Then how about this: Transporting river water from the mouth of the Mississippi overland to the American South West, an American Sahel of sorts.
How about creating several interconnected, man-made lakes throughout the South West that could be used for an ever-flowing source of irrigation? The usual drawbacks would not obtain. No dams to be built that would affect the flow of the Mississippi. By taking water only from just above the salinity line, the river’s use would not be compromised.
Imagine those man-made lakes as oases providing water for reforestation, agriculture, human consumption.
Imagine water from the mouths of rivers all over the world feeding man-made lakes in areas where vegetation could be sustained with the addition of that flowing-lake water. Think of the carbon dioxide that would be consumed by the trees and vegetation planted along their banks and in the fields nearby.

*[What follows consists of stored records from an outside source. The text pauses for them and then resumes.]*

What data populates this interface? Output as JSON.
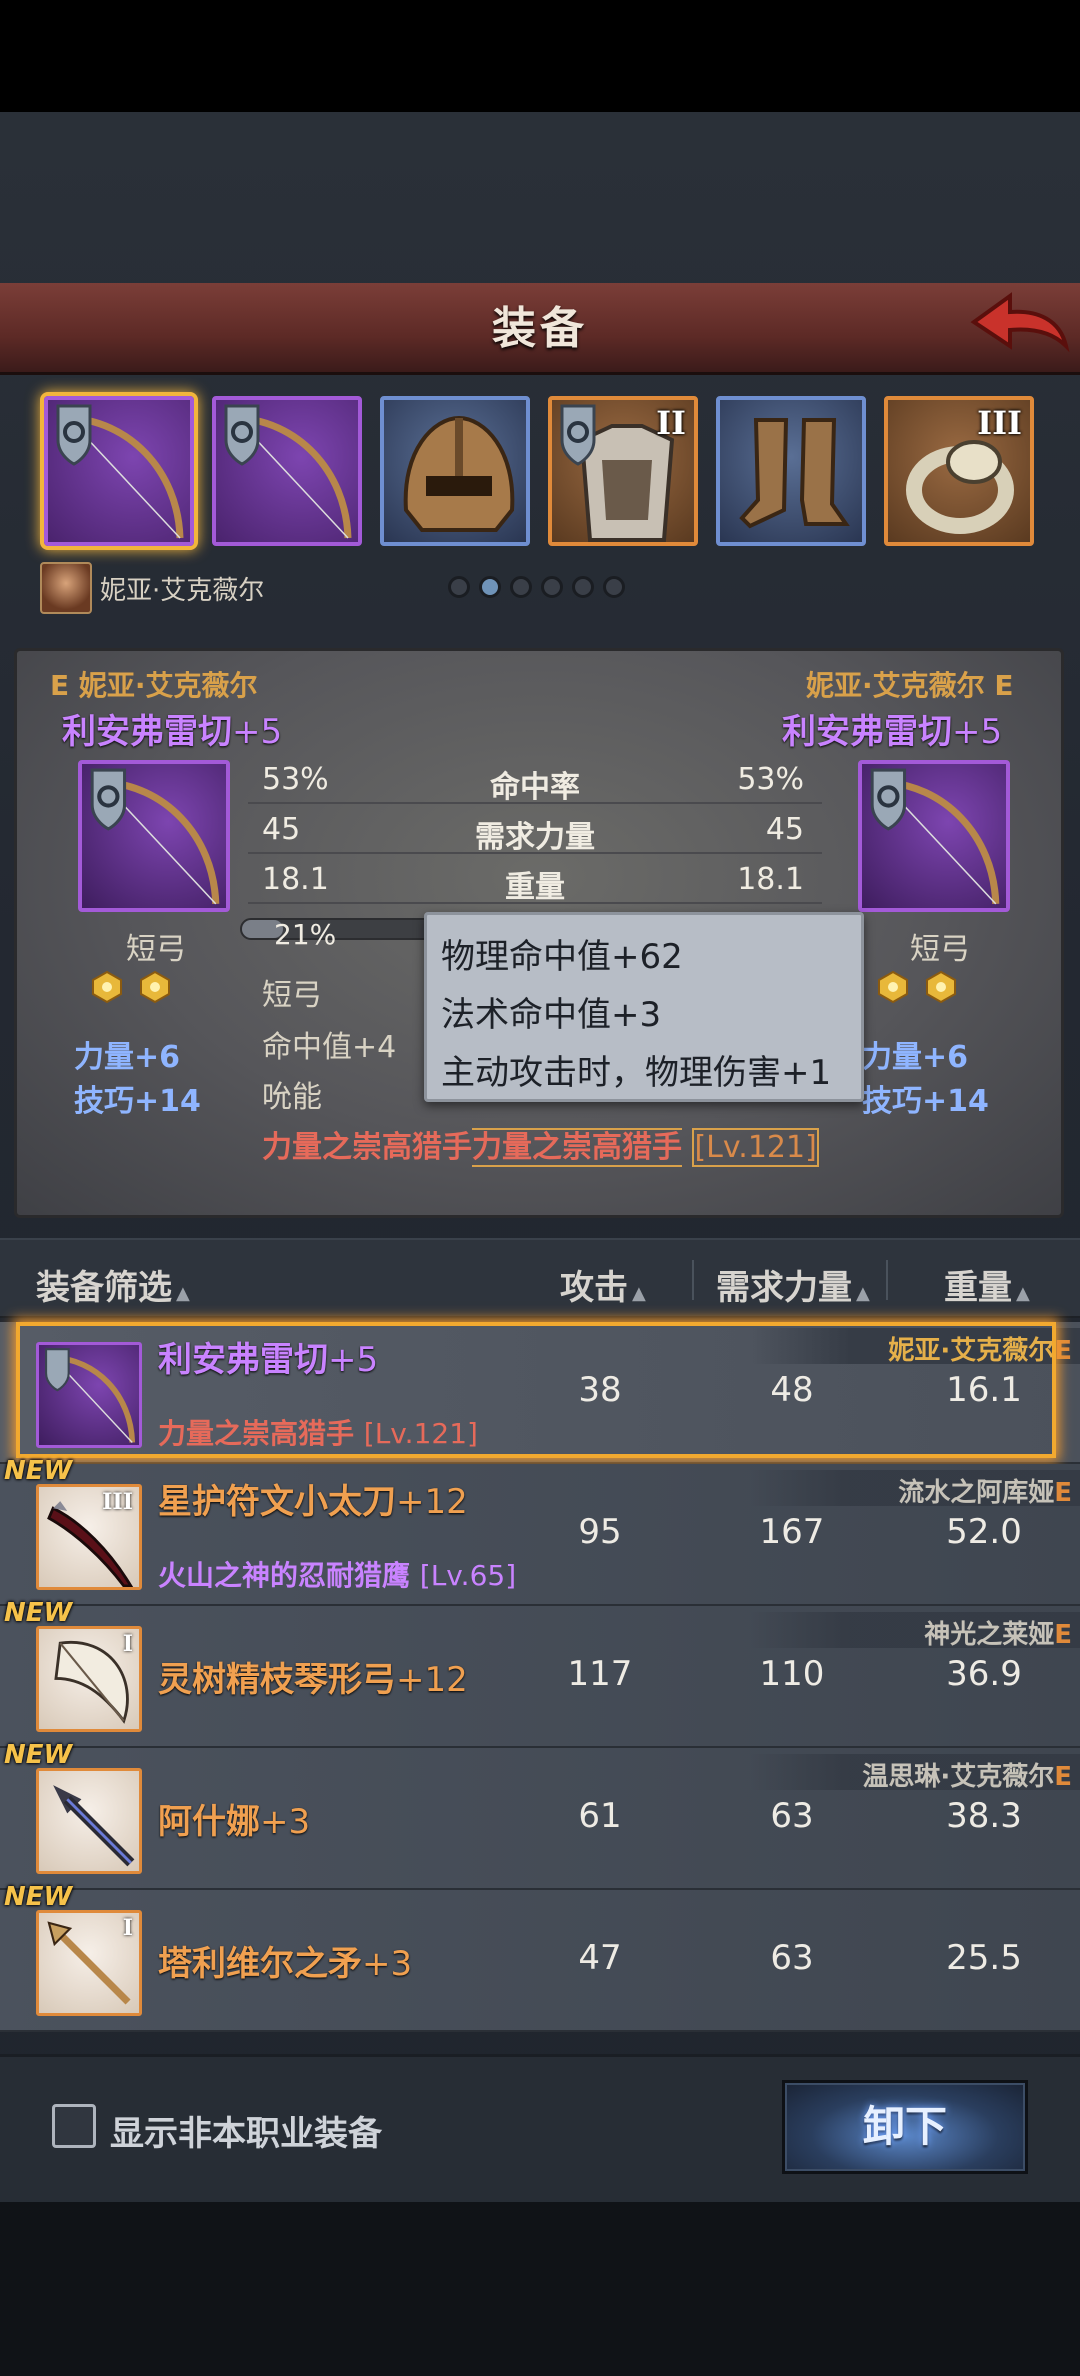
{
  "header": {
    "title": "装备"
  },
  "slots": [
    {
      "type": "bow",
      "rarity": "purple",
      "selected": true
    },
    {
      "type": "bow",
      "rarity": "purple"
    },
    {
      "type": "helmet",
      "rarity": "blue"
    },
    {
      "type": "armor",
      "rarity": "orange",
      "roman": "II"
    },
    {
      "type": "boots",
      "rarity": "blue"
    },
    {
      "type": "ring",
      "rarity": "orange",
      "roman": "III"
    }
  ],
  "character": {
    "name": "妮亚·艾克薇尔",
    "page_dots": 6,
    "active_dot": 1
  },
  "compare": {
    "left": {
      "rank": "E",
      "owner": "妮亚·艾克薇尔",
      "weapon_name": "利安弗雷切",
      "weapon_plus": "+5",
      "type": "短弓",
      "attr1": "力量+6",
      "attr2": "技巧+14"
    },
    "right": {
      "rank": "E",
      "owner": "妮亚·艾克薇尔",
      "weapon_name": "利安弗雷切",
      "weapon_plus": "+5",
      "type": "短弓",
      "attr1": "力量+6",
      "attr2": "技巧+14"
    },
    "stats": [
      {
        "label": "命中率",
        "left": "53%",
        "right": "53%"
      },
      {
        "label": "需求力量",
        "left": "45",
        "right": "45"
      },
      {
        "label": "重量",
        "left": "18.1",
        "right": "18.1"
      }
    ],
    "exp_percent": "21%",
    "exp_fraction": 0.21,
    "mid_type": "短弓",
    "mid_attr": "命中值+4",
    "mid_skill": "吮能",
    "set_line_1": "力量之崇高猎手",
    "set_line_2": "力量之崇高猎手",
    "set_lv": "[Lv.121]",
    "tooltip": {
      "line1": "物理命中值+62",
      "line2": "法术命中值+3",
      "line3": "主动攻击时，物理伤害+1"
    }
  },
  "list_header": {
    "filter": "装备筛选",
    "attack": "攻击",
    "req_str": "需求力量",
    "weight": "重量"
  },
  "items": [
    {
      "name": "利安弗雷切",
      "plus": "+5",
      "color": "purple",
      "set": "力量之崇高猎手",
      "set_lv": "[Lv.121]",
      "set_color": "red",
      "owner": "妮亚·艾克薇尔",
      "owner_rank": "E",
      "attack": "38",
      "req_str": "48",
      "weight": "16.1",
      "selected": true,
      "is_new": false
    },
    {
      "name": "星护符文小太刀",
      "plus": "+12",
      "color": "orange",
      "set": "火山之神的忍耐猎鹰",
      "set_lv": "[Lv.65]",
      "set_color": "purple",
      "owner": "流水之阿库娅",
      "owner_rank": "E",
      "attack": "95",
      "req_str": "167",
      "weight": "52.0",
      "is_new": true,
      "new_label": "NEW",
      "roman": "III"
    },
    {
      "name": "灵树精枝琴形弓",
      "plus": "+12",
      "color": "orange",
      "set": "",
      "set_lv": "",
      "owner": "神光之莱娅",
      "owner_rank": "E",
      "attack": "117",
      "req_str": "110",
      "weight": "36.9",
      "is_new": true,
      "new_label": "NEW",
      "roman": "I"
    },
    {
      "name": "阿什娜",
      "plus": "+3",
      "color": "orange",
      "set": "",
      "set_lv": "",
      "owner": "温思琳·艾克薇尔",
      "owner_rank": "E",
      "attack": "61",
      "req_str": "63",
      "weight": "38.3",
      "is_new": true,
      "new_label": "NEW",
      "roman": ""
    },
    {
      "name": "塔利维尔之矛",
      "plus": "+3",
      "color": "orange",
      "set": "",
      "set_lv": "",
      "owner": "",
      "owner_rank": "",
      "attack": "47",
      "req_str": "63",
      "weight": "25.5",
      "is_new": true,
      "new_label": "NEW",
      "roman": "I"
    }
  ],
  "bottom": {
    "checkbox_label": "显示非本职业装备",
    "checkbox_checked": false,
    "unequip_label": "卸下"
  },
  "colors": {
    "purple_rarity": "#a35ad8",
    "orange_rarity": "#e08a3a",
    "blue_rarity": "#6f8fd1",
    "selected_gold": "#f2b53c"
  }
}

Think of the millions of gallons of water that would not be adding to the sea-level rise that is going on due to the melting of the Arctic and the Antarctic glaciers. And wouldn’t the problem of the ocean salinity changing due to inflowing fresh water from Arctic and Antarctic glacier melting be mitigated, and a balance neared, due to the lessening of the river flow into the oceans?
Surely the transport of water by pipeline, whether under water, underground (as in the Great Man Made River Project in Libya which has the negative of drawing from an aquifer that has no recharge) or over land, could be worked out. If oil pipelines can be laid to transport the fossil fuels responsible for the global warming, surely water pipelines can be laid to save us from the effects of the former. Imagine a chain of lakes on the order of Lake Amistad, the man-made lake in the picture at bottom left, but which would not require the damming of any river.

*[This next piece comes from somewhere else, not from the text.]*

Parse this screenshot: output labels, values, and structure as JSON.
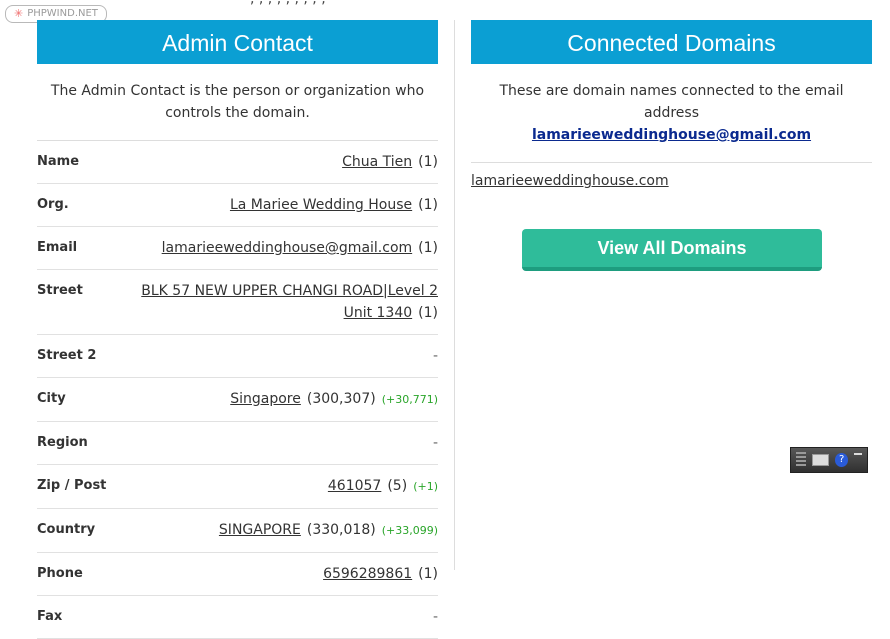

Not convinced of the connection between human actions and global warming even though the scientific evidence is over whelming? Well, the seas are rising. Desertification is happening at an alarming rate. How about taking action to save the planet even if you don’t believe that humans are the culprits? What is the best result? If global warming is happening and the planet will suffer, regardless of the causes, what can be wrong with saving the planet and thereby saving selves? Rather like an environmental Pascalian wager. Of sorts.
Top photo by Mark Dimmitt. Bottom photo by Billy Hathorn.